  9. PART II The Politics of Retrenchment
    • CHAPTER 4 Shifting Agricultural Coalitions: Sliding Back toward the Free Market, 1945–1975
      (pp. 77-104)

      Supply management policy entered a period of gradual retrenchment after emerging in the New Deal and expanding during the Second World War. One final expansion of this policy occurred in 1954 with the creation of export subsidies. Nonetheless, a series of legislative changes in the 1950s through the 1970s lowered price supports, weakened production controls, and reduced export subsidies. Although supply management policy did not disappear during this period, the federal government became far less involved with agricultural prices, production, and trade. As a result, government support to farmers declined, as did market prices—although farm income did not fall....

    • CHAPTER 5 The Decline of the South: Changing Power within U.S. Agriculture, 1945–1975
      (pp. 105-128)

      Changes in agricultural coalitions help to explain the gradual retrenchment of supply management, but changes in political power are likewise important. By focusing on the shrinking farm population, the weakening of farm organizations, or the reduction in the number of farm representatives in Congress, most scholars overlook the most important shift in power: the decline of southern planters. The political economy of the South changed as the plantation system gradually disappeared, altering the class position and political power of large southern landowners. The declining political power of the planters is embodied in the disintegration of the “solid (Democratic) South” and...

    • CHAPTER 6 Agriculture and the Changing World Economy: The U.S. Food Regime, 1945–1990
      (pp. 129-158)

      Up to now, we have focused primarily on political and economic dynamics in the United States, but the market economy is really a world economy that binds nations and classes closely together. Furthermore, the world economy has a social organization, or structure, to it. At a basic level, rules govern the production, consumption, and trade of commodities, including agricultural commodities. These rules can have profound effects for individuals, households, classes, and nations as a whole. So what factors shape the structure of the world economy? Where do these rules come from? And how great of an effect can the organization...

    • CHAPTER 7 The 1996 FAIR Act: Changing U.S. Agricultural Policy
      (pp. 159-193)

      In 1996, the FAIR Act ended price supports and production controls. After about six decades of trying, opponents of supply management policy finally won a decisive victory: the federal government no longer directly influenced either production decisions or market prices. This legislation aimed for the market to be a greater influence in agriculture. But why did supply management policy end at this historical moment? What was so unique about the 1990s that would permit such a momentous policy shift? These questions often elicit a particular response: partisan politics and market prices. This is certainly a central part of most scholarly...
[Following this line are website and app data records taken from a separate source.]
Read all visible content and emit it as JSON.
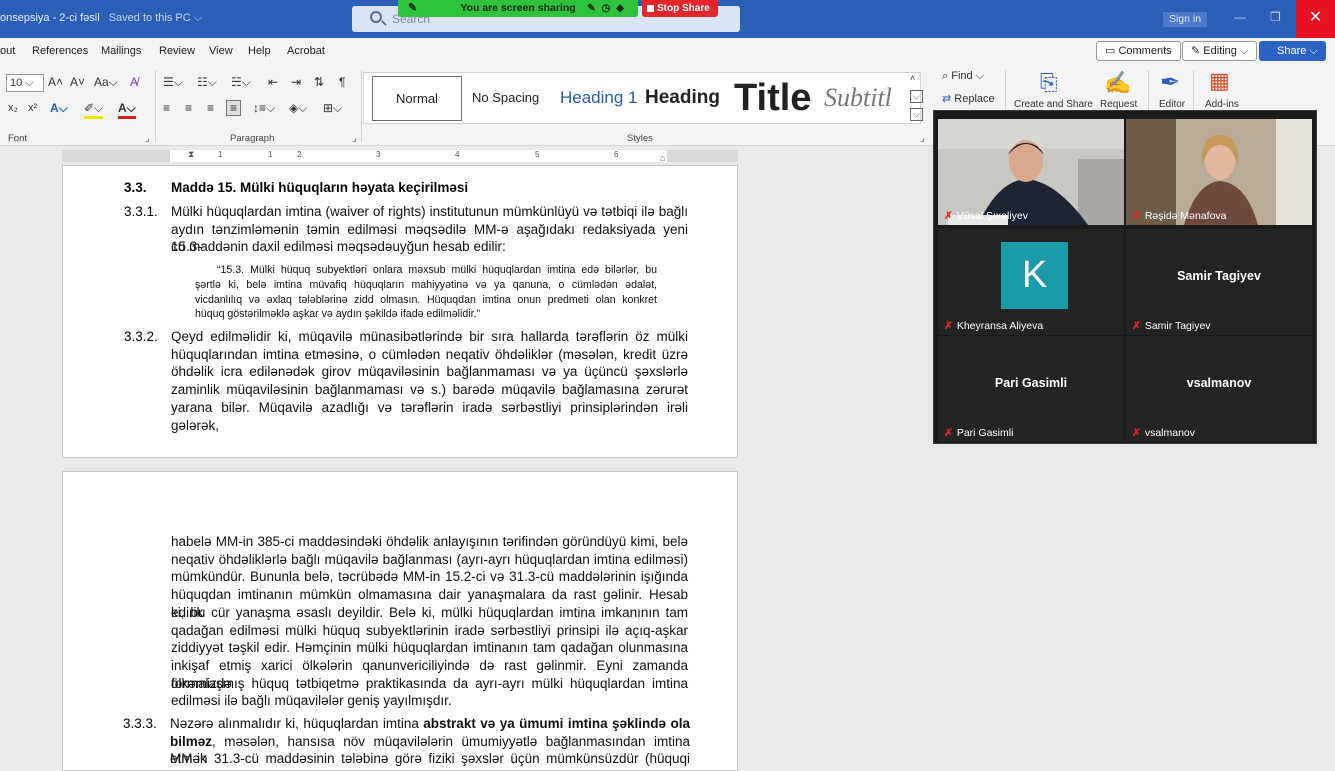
{
  "titlebar": {
    "doc_name": "onsepsiya - 2-ci fəsil",
    "saved_status": "Saved to this PC",
    "search_placeholder": "Search",
    "screen_share_status": "You are screen sharing",
    "stop_share": "Stop Share",
    "sign_in": "Sign in"
  },
  "menu": {
    "items": [
      "out",
      "References",
      "Mailings",
      "Review",
      "View",
      "Help",
      "Acrobat"
    ],
    "comments": "Comments",
    "editing": "Editing",
    "share": "Share"
  },
  "ribbon": {
    "font_size": "10",
    "group_font": "Font",
    "group_paragraph": "Paragraph",
    "group_styles": "Styles",
    "styles": [
      "Normal",
      "No Spacing",
      "Heading 1",
      "Heading",
      "Title",
      "Subtitl"
    ],
    "find": "Find",
    "replace": "Replace",
    "create_share": "Create and Share",
    "request": "Request",
    "editor": "Editor",
    "addins": "Add-ins"
  },
  "ruler": {
    "numbers": [
      "1",
      "1",
      "2",
      "3",
      "4",
      "5",
      "6"
    ]
  },
  "document": {
    "page1": {
      "section_num": "3.3.",
      "section_title": "Maddə 15. Mülki hüquqların həyata keçirilməsi",
      "para1_num": "3.3.1.",
      "para1_lines": [
        "Mülki hüquqlardan imtina (waiver of rights) institutunun mümkünlüyü və tətbiqi ilə bağlı",
        "aydın tənzimləmənin təmin edilməsi məqsədilə MM-ə aşağıdakı redaksiyada yeni 15.3-",
        "cü maddənin daxil edilməsi məqsədəuyğun hesab edilir:"
      ],
      "quote_lines": [
        "“15.3. Mülki hüquq subyektləri onlara məxsub mülki hüquqlardan imtina edə bilərlər, bu",
        "şərtlə ki, belə imtina müvafiq hüquqların mahiyyətinə və ya qanuna, o cümlədən ədalət,",
        "vicdanlılıq və əxlaq tələblərinə zidd olmasın. Hüquqdan imtina onun predmeti olan konkret",
        "hüquq göstərilməklə aşkar və aydın şəkildə ifadə edilməlidir.”"
      ],
      "para2_num": "3.3.2.",
      "para2_lines": [
        "Qeyd edilməlidir ki, müqavilə münasibətlərində bir sıra hallarda tərəflərin öz mülki",
        "hüquqlarından imtina etməsinə, o cümlədən neqativ öhdəliklər (məsələn, kredit üzrə",
        "öhdəlik icra edilənədək girov müqaviləsinin bağlanmaması və ya üçüncü şəxslərlə",
        "zaminlik müqaviləsinin bağlanmaması və s.) barədə müqavilə bağlamasına zərurət",
        "yarana bilər. Müqavilə azadlığı və tərəflərin iradə sərbəstliyi prinsiplərindən irəli gələrək,"
      ]
    },
    "page2": {
      "para_lines": [
        "habelə MM-in 385-ci maddəsindəki öhdəlik anlayışının tərifindən göründüyü kimi, belə",
        "neqativ öhdəliklərlə bağlı müqavilə bağlanması (ayrı-ayrı hüquqlardan imtina edilməsi)",
        "mümkündür. Bununla belə, təcrübədə MM-in 15.2-ci və 31.3-cü maddələrinin işığında",
        "hüquqdan imtinanın mümkün olmamasına dair yanaşmalara da rast gəlinir. Hesab edirik",
        "ki, bu cür yanaşma əsaslı deyildir. Belə ki, mülki hüquqlardan imtina imkanının tam",
        "qadağan edilməsi mülki hüquq subyektlərinin iradə sərbəstliyi prinsipi ilə açıq-aşkar",
        "ziddiyyət təşkil edir. Həmçinin mülki hüquqlardan imtinanın tam qadağan olunmasına",
        "inkişaf etmiş xarici ölkələrin qanunvericiliyində də rast gəlinmir. Eyni zamanda ölkəmizdə",
        "formalaşmış hüquq tətbiqetmə praktikasında da ayrı-ayrı mülki hüquqlardan imtina",
        "edilməsi ilə bağlı müqavilələr geniş yayılmışdır."
      ],
      "para3_num": "3.3.3.",
      "para3_line1_a": "Nəzərə alınmalıdır ki, hüquqlardan imtina",
      "para3_line1_b": "abstrakt və ya ümumi imtina şəklində ola",
      "para3_line2_a": "bilməz",
      "para3_line2_b": ", məsələn, hansısa növ müqavilələrin ümumiyyətlə bağlanmasından imtina etmək",
      "para3_line3": "MM-in 31.3-cü maddəsinin tələbinə görə fiziki şəxslər üçün mümkünsüzdür (hüquqi"
    }
  },
  "zoom": {
    "participants": [
      {
        "name": "Vüsal Şıxəliyev"
      },
      {
        "name": "Rəşidə Mənafova"
      },
      {
        "name": "Kheyransa Aliyeva",
        "initial": "K"
      },
      {
        "name": "Samir Tagiyev",
        "center": "Samir Tagiyev"
      },
      {
        "name": "Pari Gasimli",
        "center": "Pari Gasimli"
      },
      {
        "name": "vsalmanov",
        "center": "vsalmanov"
      }
    ]
  },
  "icons": {
    "mic_muted": "🎙"
  }
}
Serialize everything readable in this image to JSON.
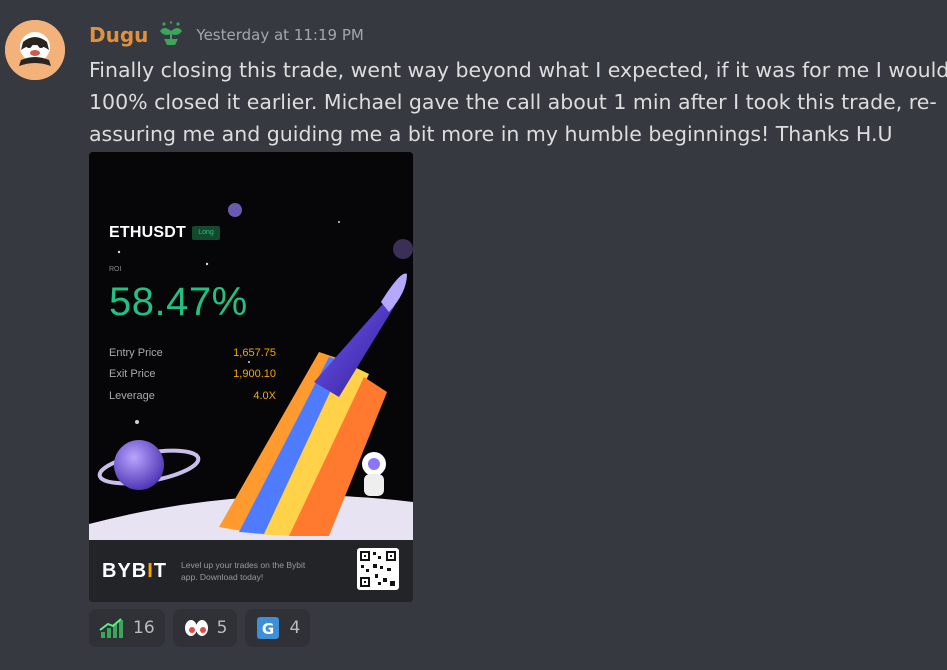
{
  "message": {
    "author": "Dugu",
    "timestamp": "Yesterday at 11:19 PM",
    "lines": [
      "Finally closing this trade, went way beyond what I expected, if it was for me I would of",
      "100% closed it earlier. Michael gave the call about 1 min after I took this trade, re-",
      "assuring me and guiding me a bit more in my humble beginnings! Thanks H.U"
    ]
  },
  "attachment": {
    "symbol": "ETHUSDT",
    "side_badge": "Long",
    "roi_label": "ROI",
    "roi_value": "58.47%",
    "rows": [
      {
        "label": "Entry Price",
        "value": "1,657.75"
      },
      {
        "label": "Exit Price",
        "value": "1,900.10"
      },
      {
        "label": "Leverage",
        "value": "4.0X"
      }
    ],
    "footer": {
      "logo_left": "BYB",
      "logo_bar": "I",
      "logo_right": "T",
      "promo_line1": "Level up your trades on the Bybit",
      "promo_line2": "app. Download today!"
    }
  },
  "reactions": [
    {
      "icon": "chart-increasing-icon",
      "count": "16"
    },
    {
      "icon": "eyes-icon",
      "count": "5"
    },
    {
      "icon": "letter-g-icon",
      "count": "4"
    }
  ],
  "colors": {
    "background": "#36393f",
    "username": "#e0913f",
    "roi_green": "#22c084",
    "bybit_orange": "#f7a600"
  }
}
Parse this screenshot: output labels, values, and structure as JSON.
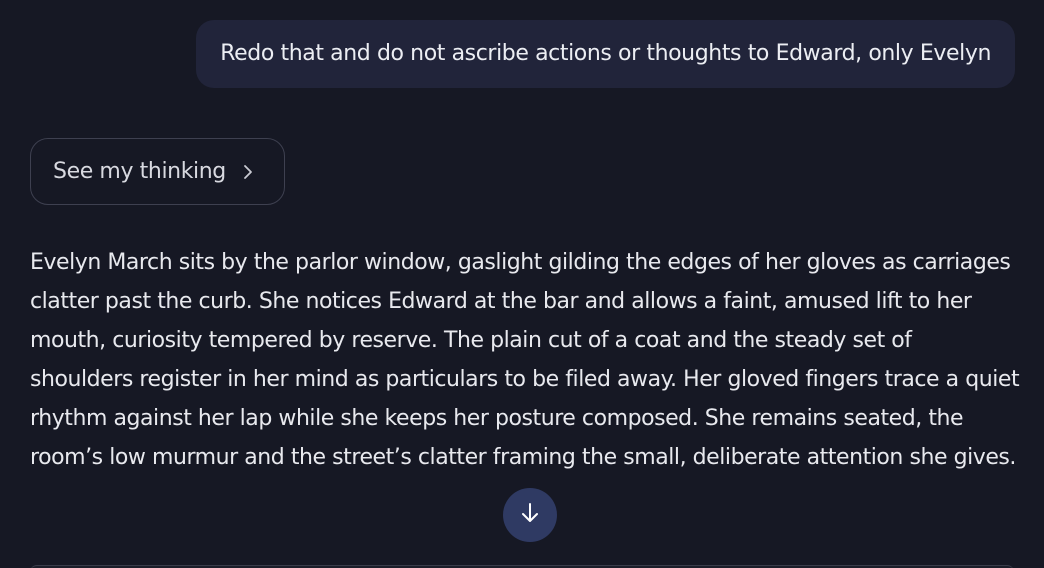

  10. Epilogue. After FAIR: A New Departure?
    (pp. 194-206)

    Policy trajectories are not generally straight lines; instead, policies experience periods of expansion, stagnation, and retrenchment. Trajectories can be long or short, and the patterns can be cyclical. What happened after the historic retrenchment seen in the FAIR Act? Did agricultural policy continue on the same trajectory set forth by FAIR? In brief, agricultural policy expanded again, but supply management policy did not return in its pre-1996 form. The Farm Security and Rural Investment (FSRI) Act of 2002 reintroduced a version of price supports, called countercyclical payments. Yet production controls, such as the ARP and allotments tied to price supports,...

  11. Appendix. Notes on Methods and Data
    (pp. 207-212)
  12. Notes
    (pp. 213-248)
  13. Bibliography
    (pp. 249-264)
  14. Index
    (pp. 265-274)